Size and Capacity: First up, how many beans can we fit? Also, we don’t want them to be too squished in there.

●  Valve Functionality: There’s this fancy thing that comes with some coffee bags. It’s called a built-in degassing valve. For some reason, it lets carbon dioxide run away while keeping oxygen out. Do whatever you want with it.

●  Branding and Design: The fun part! If you want to make those little bags unique, then brand them up with different designs like logos, colors or even artwork. Do whatever it takes to get people interested in your product.


How to Package Coffee Beans with Coffee Bags


Step 1: Get Your Things Together

The first step is easy. Gather all the stuff you need, including those coffee bags. Buying coffee bags in bulk can save a bit of money, so try looking for places like QQ Studio.


Step 2: Pack the Bags

Now that you have everything you need, open up those bags and start filling them with roasted beans. Don't fill it to the brim, though; leave a little space so you can close it properly.


Step 3: Close Them Up

By now, all your bags should be filled with beans. Take this time to close and seal them. You do this by folding the top part of the bag over to make a seal.

Just make sure there isn’t any air inside when you do this. If you went for something nicer, like a zip or heat-sealing bag, just read what’s on the label.


Step 4: Got Stickers?

Get ready to have some fun branding! Look into getting labels or stickers on each bag because it’ll tie everything together and look neat. This can include information about what kind of roast it is as well as certifications like organic or fair trade.


Step 5: Properly Store the Coffee Bags

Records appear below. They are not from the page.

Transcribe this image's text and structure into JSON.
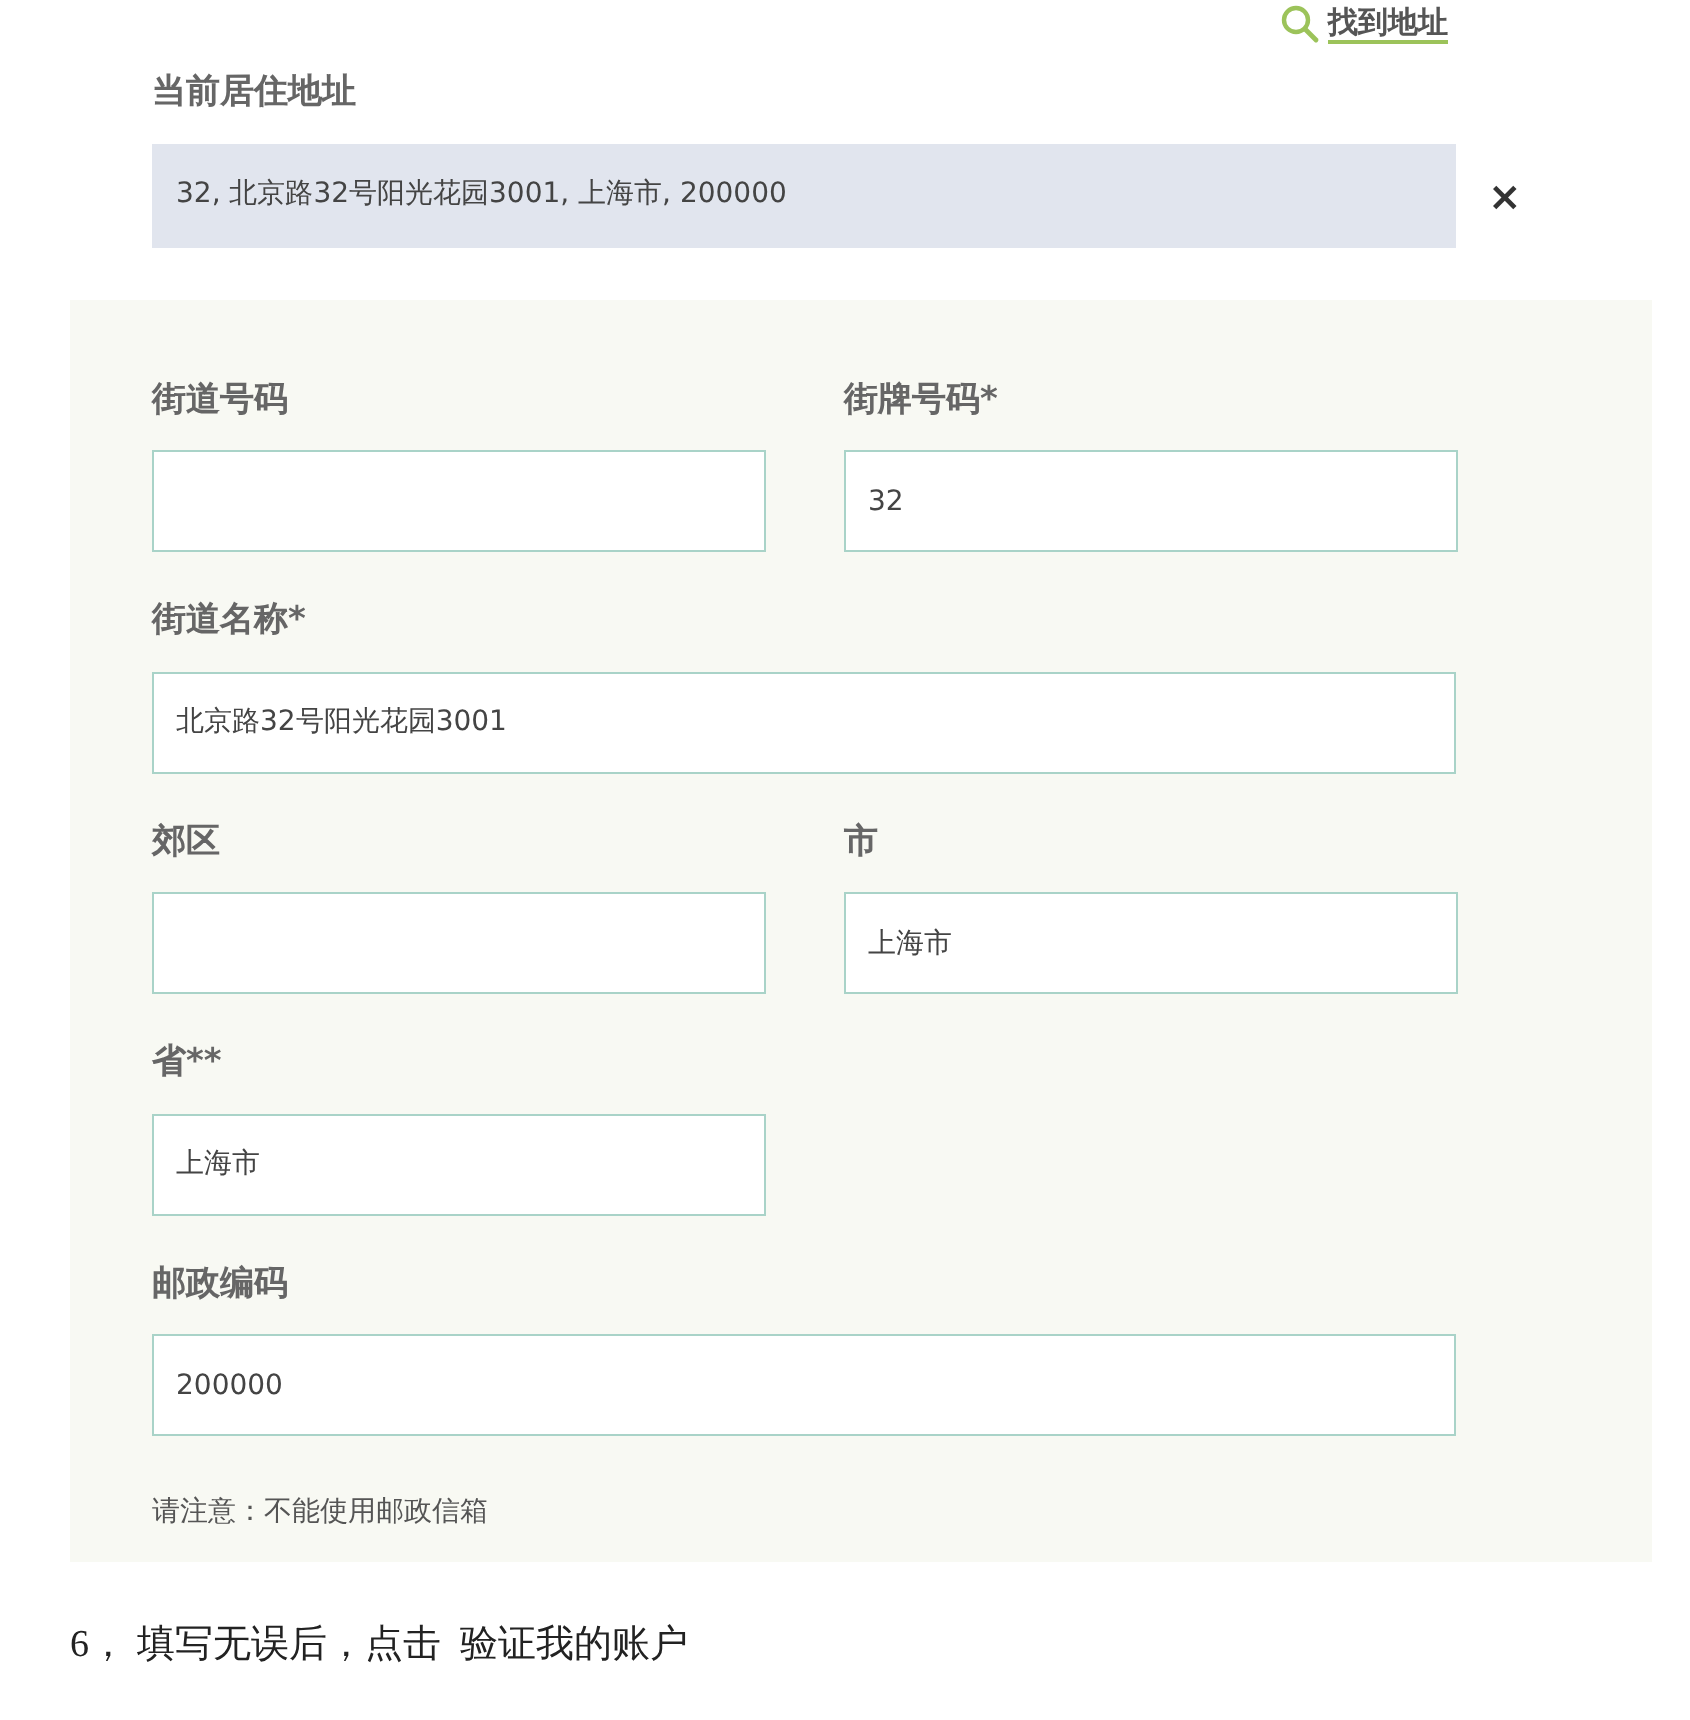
{
  "find_link": "找到地址",
  "current_address": {
    "label": "当前居住地址",
    "value": "32, 北京路32号阳光花园3001, 上海市, 200000",
    "clear": "×"
  },
  "rows": [
    [
      {
        "label": "街道号码",
        "kind": "half"
      },
      {
        "label": "街牌号码*",
        "value": "32",
        "kind": "half"
      }
    ],
    [
      {
        "label": "街道名称*",
        "value": "北京路32号阳光花园3001",
        "kind": "wide"
      }
    ],
    [
      {
        "label": "郊区",
        "kind": "half"
      },
      {
        "label": "市",
        "value": "上海市",
        "kind": "half"
      }
    ],
    [
      {
        "label": "省**",
        "value": "上海市",
        "kind": "half"
      }
    ],
    [
      {
        "label": "邮政编码",
        "value": "200000",
        "kind": "wide"
      }
    ]
  ],
  "note": "请注意：不能使用邮政信箱",
  "step": "6， 填写无误后，点击  验证我的账户"
}
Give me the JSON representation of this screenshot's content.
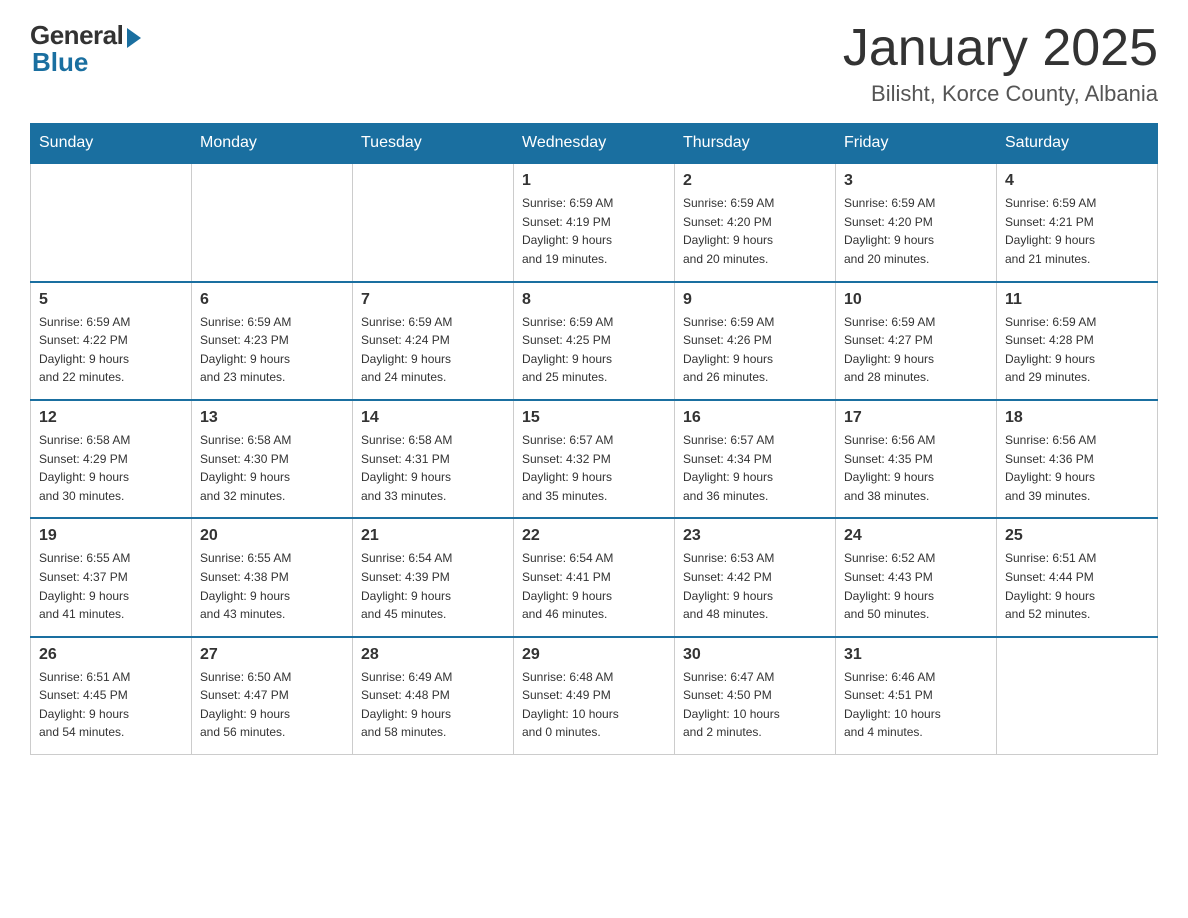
{
  "logo": {
    "general": "General",
    "blue": "Blue"
  },
  "title": "January 2025",
  "subtitle": "Bilisht, Korce County, Albania",
  "weekdays": [
    "Sunday",
    "Monday",
    "Tuesday",
    "Wednesday",
    "Thursday",
    "Friday",
    "Saturday"
  ],
  "weeks": [
    [
      {
        "day": "",
        "info": ""
      },
      {
        "day": "",
        "info": ""
      },
      {
        "day": "",
        "info": ""
      },
      {
        "day": "1",
        "info": "Sunrise: 6:59 AM\nSunset: 4:19 PM\nDaylight: 9 hours\nand 19 minutes."
      },
      {
        "day": "2",
        "info": "Sunrise: 6:59 AM\nSunset: 4:20 PM\nDaylight: 9 hours\nand 20 minutes."
      },
      {
        "day": "3",
        "info": "Sunrise: 6:59 AM\nSunset: 4:20 PM\nDaylight: 9 hours\nand 20 minutes."
      },
      {
        "day": "4",
        "info": "Sunrise: 6:59 AM\nSunset: 4:21 PM\nDaylight: 9 hours\nand 21 minutes."
      }
    ],
    [
      {
        "day": "5",
        "info": "Sunrise: 6:59 AM\nSunset: 4:22 PM\nDaylight: 9 hours\nand 22 minutes."
      },
      {
        "day": "6",
        "info": "Sunrise: 6:59 AM\nSunset: 4:23 PM\nDaylight: 9 hours\nand 23 minutes."
      },
      {
        "day": "7",
        "info": "Sunrise: 6:59 AM\nSunset: 4:24 PM\nDaylight: 9 hours\nand 24 minutes."
      },
      {
        "day": "8",
        "info": "Sunrise: 6:59 AM\nSunset: 4:25 PM\nDaylight: 9 hours\nand 25 minutes."
      },
      {
        "day": "9",
        "info": "Sunrise: 6:59 AM\nSunset: 4:26 PM\nDaylight: 9 hours\nand 26 minutes."
      },
      {
        "day": "10",
        "info": "Sunrise: 6:59 AM\nSunset: 4:27 PM\nDaylight: 9 hours\nand 28 minutes."
      },
      {
        "day": "11",
        "info": "Sunrise: 6:59 AM\nSunset: 4:28 PM\nDaylight: 9 hours\nand 29 minutes."
      }
    ],
    [
      {
        "day": "12",
        "info": "Sunrise: 6:58 AM\nSunset: 4:29 PM\nDaylight: 9 hours\nand 30 minutes."
      },
      {
        "day": "13",
        "info": "Sunrise: 6:58 AM\nSunset: 4:30 PM\nDaylight: 9 hours\nand 32 minutes."
      },
      {
        "day": "14",
        "info": "Sunrise: 6:58 AM\nSunset: 4:31 PM\nDaylight: 9 hours\nand 33 minutes."
      },
      {
        "day": "15",
        "info": "Sunrise: 6:57 AM\nSunset: 4:32 PM\nDaylight: 9 hours\nand 35 minutes."
      },
      {
        "day": "16",
        "info": "Sunrise: 6:57 AM\nSunset: 4:34 PM\nDaylight: 9 hours\nand 36 minutes."
      },
      {
        "day": "17",
        "info": "Sunrise: 6:56 AM\nSunset: 4:35 PM\nDaylight: 9 hours\nand 38 minutes."
      },
      {
        "day": "18",
        "info": "Sunrise: 6:56 AM\nSunset: 4:36 PM\nDaylight: 9 hours\nand 39 minutes."
      }
    ],
    [
      {
        "day": "19",
        "info": "Sunrise: 6:55 AM\nSunset: 4:37 PM\nDaylight: 9 hours\nand 41 minutes."
      },
      {
        "day": "20",
        "info": "Sunrise: 6:55 AM\nSunset: 4:38 PM\nDaylight: 9 hours\nand 43 minutes."
      },
      {
        "day": "21",
        "info": "Sunrise: 6:54 AM\nSunset: 4:39 PM\nDaylight: 9 hours\nand 45 minutes."
      },
      {
        "day": "22",
        "info": "Sunrise: 6:54 AM\nSunset: 4:41 PM\nDaylight: 9 hours\nand 46 minutes."
      },
      {
        "day": "23",
        "info": "Sunrise: 6:53 AM\nSunset: 4:42 PM\nDaylight: 9 hours\nand 48 minutes."
      },
      {
        "day": "24",
        "info": "Sunrise: 6:52 AM\nSunset: 4:43 PM\nDaylight: 9 hours\nand 50 minutes."
      },
      {
        "day": "25",
        "info": "Sunrise: 6:51 AM\nSunset: 4:44 PM\nDaylight: 9 hours\nand 52 minutes."
      }
    ],
    [
      {
        "day": "26",
        "info": "Sunrise: 6:51 AM\nSunset: 4:45 PM\nDaylight: 9 hours\nand 54 minutes."
      },
      {
        "day": "27",
        "info": "Sunrise: 6:50 AM\nSunset: 4:47 PM\nDaylight: 9 hours\nand 56 minutes."
      },
      {
        "day": "28",
        "info": "Sunrise: 6:49 AM\nSunset: 4:48 PM\nDaylight: 9 hours\nand 58 minutes."
      },
      {
        "day": "29",
        "info": "Sunrise: 6:48 AM\nSunset: 4:49 PM\nDaylight: 10 hours\nand 0 minutes."
      },
      {
        "day": "30",
        "info": "Sunrise: 6:47 AM\nSunset: 4:50 PM\nDaylight: 10 hours\nand 2 minutes."
      },
      {
        "day": "31",
        "info": "Sunrise: 6:46 AM\nSunset: 4:51 PM\nDaylight: 10 hours\nand 4 minutes."
      },
      {
        "day": "",
        "info": ""
      }
    ]
  ]
}
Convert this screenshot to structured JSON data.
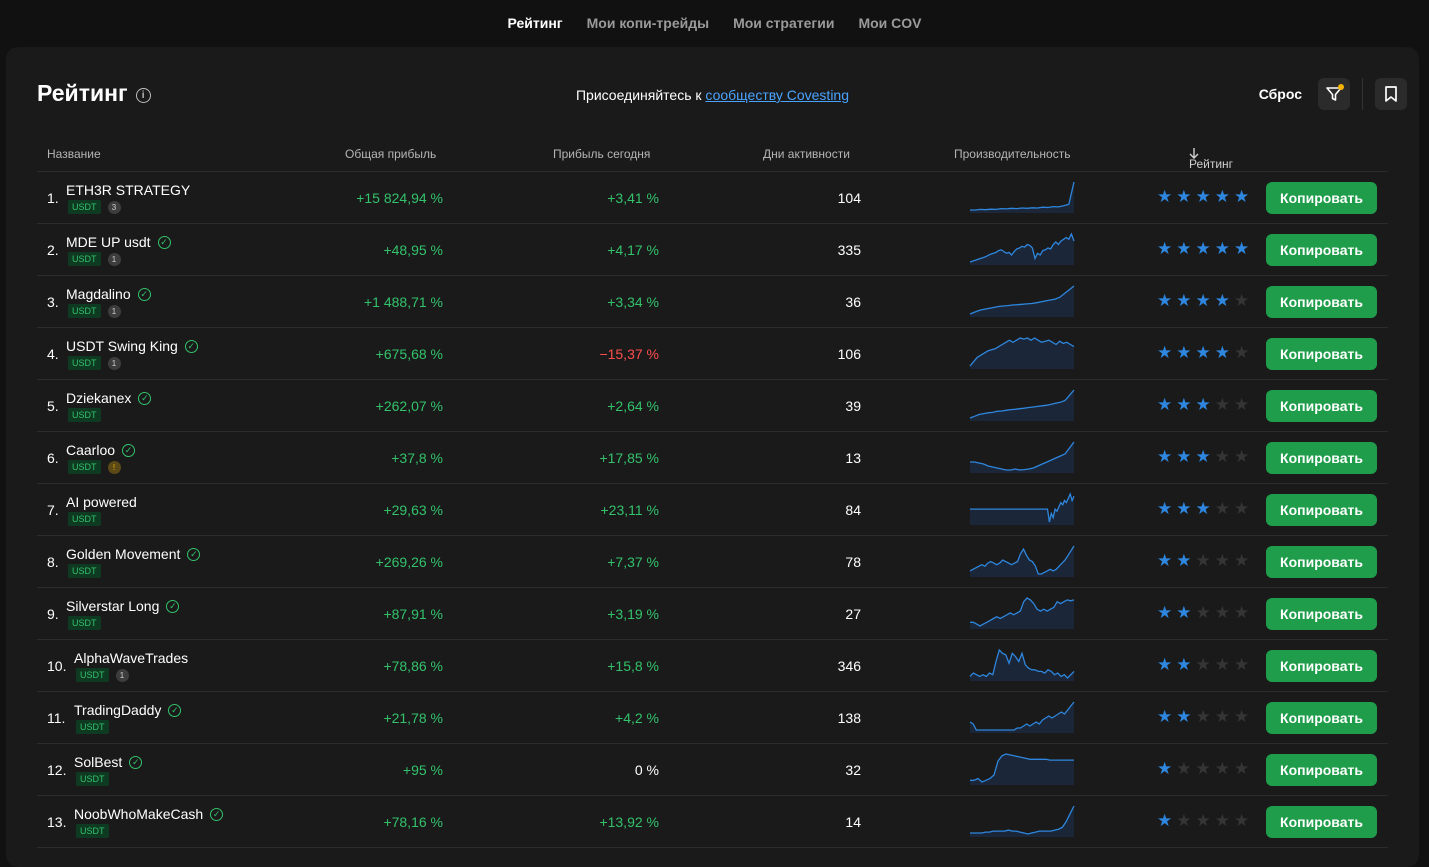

Store your coffee bags in a dark and cool place once you seal them. Make sure there’s no moisture or sunlight coming from anywhere. On the bag, add the date of when it was made so you know how old it is.



There are a lot of good things that come with using coffee bags to package your products. Things like preserving the freshness, aroma, and flavor of your beans. The way these bags are sealed helps keep out moisture while also protecting them from sunlight; that can extend their lifespan and let you enjoy every cup, every time.